In “cleave” Bachmann presents a twisted sort of treatment of the speaker’s anxiety. A follow up to the snow in “open war,” “cleave” begins with blood on the snow. It’s interesting that snow is presented like this, splattered with violence, when before in the collection, snow has appeared to represent relief. Here, however, Bachmann says, “The snow says, blood –shed, but blood is not leaf or fur / or skin. The way snow shows muscle is unnatural.” The landscape is sinister, and it serves as evidence of the violence the speaker has endured. Formally, this poem has longer lines with less caesuras than elsewhere in the collection, and the lines are urgent because of this. Bachmann says here that blood is important. She says that snow always bears the marks of what was killed atop it. This confession, and the urgency of the longer line in this poem, say that the blood is a story that needs to be told. In the notes for this collection, Bachmann states that “cleave” is written in response to “Asking For It,” a poem written by English poet and solder Siegfried Sassoon. Sassoon was one of the leading poets in the First World War, and the line Bachmann was inspired by is as follows: “Grant us the power to prove, by poison gases, / The needlessness of shedding human blood.”
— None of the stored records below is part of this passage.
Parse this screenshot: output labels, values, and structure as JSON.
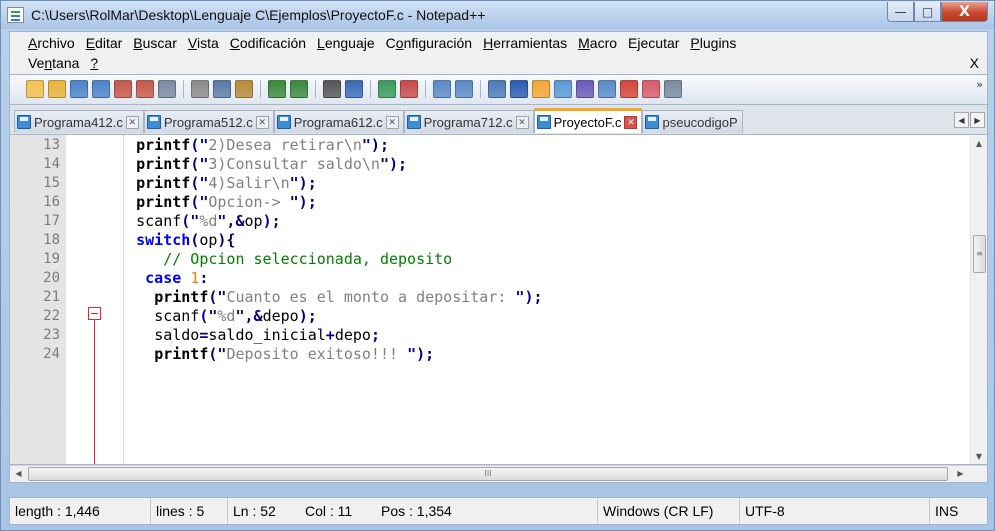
{
  "window": {
    "title": "C:\\Users\\RolMar\\Desktop\\Lenguaje C\\Ejemplos\\ProyectoF.c - Notepad++",
    "minimize": "—",
    "maximize": "□",
    "close": "X"
  },
  "menu": {
    "row1": [
      {
        "hot": "A",
        "rest": "rchivo"
      },
      {
        "hot": "E",
        "rest": "ditar"
      },
      {
        "hot": "B",
        "rest": "uscar"
      },
      {
        "hot": "V",
        "rest": "ista"
      },
      {
        "hot": "C",
        "rest": "odificación"
      },
      {
        "hot": "L",
        "rest": "enguaje"
      },
      {
        "pre": "C",
        "hot": "o",
        "rest": "nfiguración"
      },
      {
        "hot": "H",
        "rest": "erramientas"
      },
      {
        "hot": "M",
        "rest": "acro"
      },
      {
        "pre": "E",
        "hot": "j",
        "rest": "ecutar"
      },
      {
        "hot": "P",
        "rest": "lugins"
      }
    ],
    "row2": [
      {
        "pre": "Ve",
        "hot": "n",
        "rest": "tana"
      },
      {
        "hot": "?",
        "rest": ""
      }
    ],
    "close": "X"
  },
  "toolbar": {
    "more": "»",
    "icons": [
      {
        "name": "new-file-icon",
        "color": "#f3c14b"
      },
      {
        "name": "open-file-icon",
        "color": "#e8b33a"
      },
      {
        "name": "save-icon",
        "color": "#4a84c8"
      },
      {
        "name": "save-all-icon",
        "color": "#4a84c8"
      },
      {
        "name": "close-icon",
        "color": "#c8574a"
      },
      {
        "name": "close-all-icon",
        "color": "#c8574a"
      },
      {
        "name": "print-icon",
        "color": "#7a8aa0"
      },
      {
        "sep": true
      },
      {
        "name": "cut-icon",
        "color": "#8a8a8a"
      },
      {
        "name": "copy-icon",
        "color": "#5a7aa8"
      },
      {
        "name": "paste-icon",
        "color": "#b88a3a"
      },
      {
        "sep": true
      },
      {
        "name": "undo-icon",
        "color": "#3a8a3a"
      },
      {
        "name": "redo-icon",
        "color": "#3a8a3a"
      },
      {
        "sep": true
      },
      {
        "name": "find-icon",
        "color": "#555555"
      },
      {
        "name": "replace-icon",
        "color": "#3a6ab8"
      },
      {
        "sep": true
      },
      {
        "name": "zoom-in-icon",
        "color": "#3a9a5a"
      },
      {
        "name": "zoom-out-icon",
        "color": "#c84a4a"
      },
      {
        "sep": true
      },
      {
        "name": "sync-v-icon",
        "color": "#5a8ac8"
      },
      {
        "name": "sync-h-icon",
        "color": "#5a8ac8"
      },
      {
        "sep": true
      },
      {
        "name": "word-wrap-icon",
        "color": "#4a7ab8"
      },
      {
        "name": "show-all-chars-icon",
        "color": "#2a5ab0"
      },
      {
        "name": "indent-guide-icon",
        "color": "#f0a830"
      },
      {
        "name": "udl-icon",
        "color": "#5a9ad8"
      },
      {
        "name": "doc-map-icon",
        "color": "#6a5ab8"
      },
      {
        "name": "function-list-icon",
        "color": "#5a8ac8"
      },
      {
        "name": "folder-workspace-icon",
        "color": "#d8443a"
      },
      {
        "name": "monitor-icon",
        "color": "#d85a6a"
      },
      {
        "name": "eye-icon",
        "color": "#7a8aa0"
      }
    ]
  },
  "tabs": [
    {
      "label": "Programa412.c",
      "close": "✕",
      "active": false
    },
    {
      "label": "Programa512.c",
      "close": "✕",
      "active": false
    },
    {
      "label": "Programa612.c",
      "close": "✕",
      "active": false
    },
    {
      "label": "Programa712.c",
      "close": "✕",
      "active": false
    },
    {
      "label": "ProyectoF.c",
      "close": "✕",
      "active": true
    },
    {
      "label": "pseucodigoP",
      "close": "",
      "active": false
    }
  ],
  "tab_nav": {
    "left": "◀",
    "right": "▶"
  },
  "editor": {
    "lines": [
      {
        "n": "13",
        "ind": "    ",
        "tokens": [
          [
            "kw",
            "printf"
          ],
          [
            "op",
            "(\""
          ],
          [
            "str",
            "2)Desea retirar\\n"
          ],
          [
            "op",
            "\");"
          ]
        ]
      },
      {
        "n": "14",
        "ind": "    ",
        "tokens": [
          [
            "kw",
            "printf"
          ],
          [
            "op",
            "(\""
          ],
          [
            "str",
            "3)Consultar saldo\\n"
          ],
          [
            "op",
            "\");"
          ]
        ]
      },
      {
        "n": "15",
        "ind": "    ",
        "tokens": [
          [
            "kw",
            "printf"
          ],
          [
            "op",
            "(\""
          ],
          [
            "str",
            "4)Salir\\n"
          ],
          [
            "op",
            "\");"
          ]
        ]
      },
      {
        "n": "16",
        "ind": "    ",
        "tokens": [
          [
            "kw",
            "printf"
          ],
          [
            "op",
            "(\""
          ],
          [
            "str",
            "Opcion-> "
          ],
          [
            "op",
            "\");"
          ]
        ]
      },
      {
        "n": "17",
        "ind": "    ",
        "tokens": [
          [
            "plain",
            "scanf"
          ],
          [
            "op",
            "(\""
          ],
          [
            "str",
            "%d"
          ],
          [
            "op",
            "\",&"
          ],
          [
            "plain",
            "op"
          ],
          [
            "op",
            ");"
          ]
        ]
      },
      {
        "n": "18",
        "ind": "    ",
        "tokens": [
          [
            "kwb",
            "switch"
          ],
          [
            "op",
            "("
          ],
          [
            "plain",
            "op"
          ],
          [
            "op",
            "){"
          ]
        ]
      },
      {
        "n": "19",
        "ind": "       ",
        "tokens": [
          [
            "cmt",
            "// Opcion seleccionada, deposito"
          ]
        ]
      },
      {
        "n": "20",
        "ind": "     ",
        "tokens": [
          [
            "kwb",
            "case"
          ],
          [
            "plain",
            " "
          ],
          [
            "num",
            "1"
          ],
          [
            "op",
            ":"
          ]
        ]
      },
      {
        "n": "21",
        "ind": "      ",
        "tokens": [
          [
            "kw",
            "printf"
          ],
          [
            "op",
            "(\""
          ],
          [
            "str",
            "Cuanto es el monto a depositar: "
          ],
          [
            "op",
            "\");"
          ]
        ]
      },
      {
        "n": "22",
        "ind": "      ",
        "tokens": [
          [
            "plain",
            "scanf"
          ],
          [
            "op",
            "(\""
          ],
          [
            "str",
            "%d"
          ],
          [
            "op",
            "\",&"
          ],
          [
            "plain",
            "depo"
          ],
          [
            "op",
            ");"
          ]
        ]
      },
      {
        "n": "23",
        "ind": "      ",
        "tokens": [
          [
            "plain",
            "saldo"
          ],
          [
            "op",
            "="
          ],
          [
            "plain",
            "saldo_inicial"
          ],
          [
            "op",
            "+"
          ],
          [
            "plain",
            "depo"
          ],
          [
            "op",
            ";"
          ]
        ]
      },
      {
        "n": "24",
        "ind": "      ",
        "tokens": [
          [
            "kw",
            "printf"
          ],
          [
            "op",
            "(\""
          ],
          [
            "str",
            "Deposito exitoso!!! "
          ],
          [
            "op",
            "\");"
          ]
        ]
      }
    ]
  },
  "scroll": {
    "up": "▲",
    "down": "▼",
    "left": "◀",
    "right": "▶",
    "grip_v": "≡",
    "grip_h": "III"
  },
  "status": {
    "length": "length : 1,446",
    "lines": "lines : 5",
    "ln": "Ln : 52",
    "col": "Col : 11",
    "pos": "Pos : 1,354",
    "eol": "Windows (CR LF)",
    "encoding": "UTF-8",
    "mode": "INS"
  }
}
In many ways, Do Not Rise is the answer to Temper. The severe story present in Temper—the unsolved murder of the poet’s sister—presents a reality that there can be no possible recovery from. Do Not Rise further complicates this reality, tugging repeatedly at the reader so that they flinch and then breathe, flinch and then breathe. The mere act of immersing the reader in so much trauma, however, is a gorgeous one, as it mirrors the long road to recovery that PTSD sufferers must take. This book acts as psychotherapy, and the poems in here are horrifying, but they also illustrate a speaker that wants to get better. “It’s like a bad joke / I cannot resist retelling,” states Bachmann in “energy,” the final poem of Do Not Rise. Recovery is out there somewhere for the speaker in this book, and as with real recovery from PTSD, it may take a lifetime. It may never come at all. But these poems suggest in a catastrophic way that it’s possible, maybe, one day.
Brandi Nicole Martin’s poetry has appeared or is forthcoming in Denver Quarterly, Washington Square Review, Spoon River Poetry Review, Salt Hill, Crab Orchard Review, Harpur Palate, the minnesota review, and PANK Magazine, among others. She is at work on an MFA in poetry at Florida State University.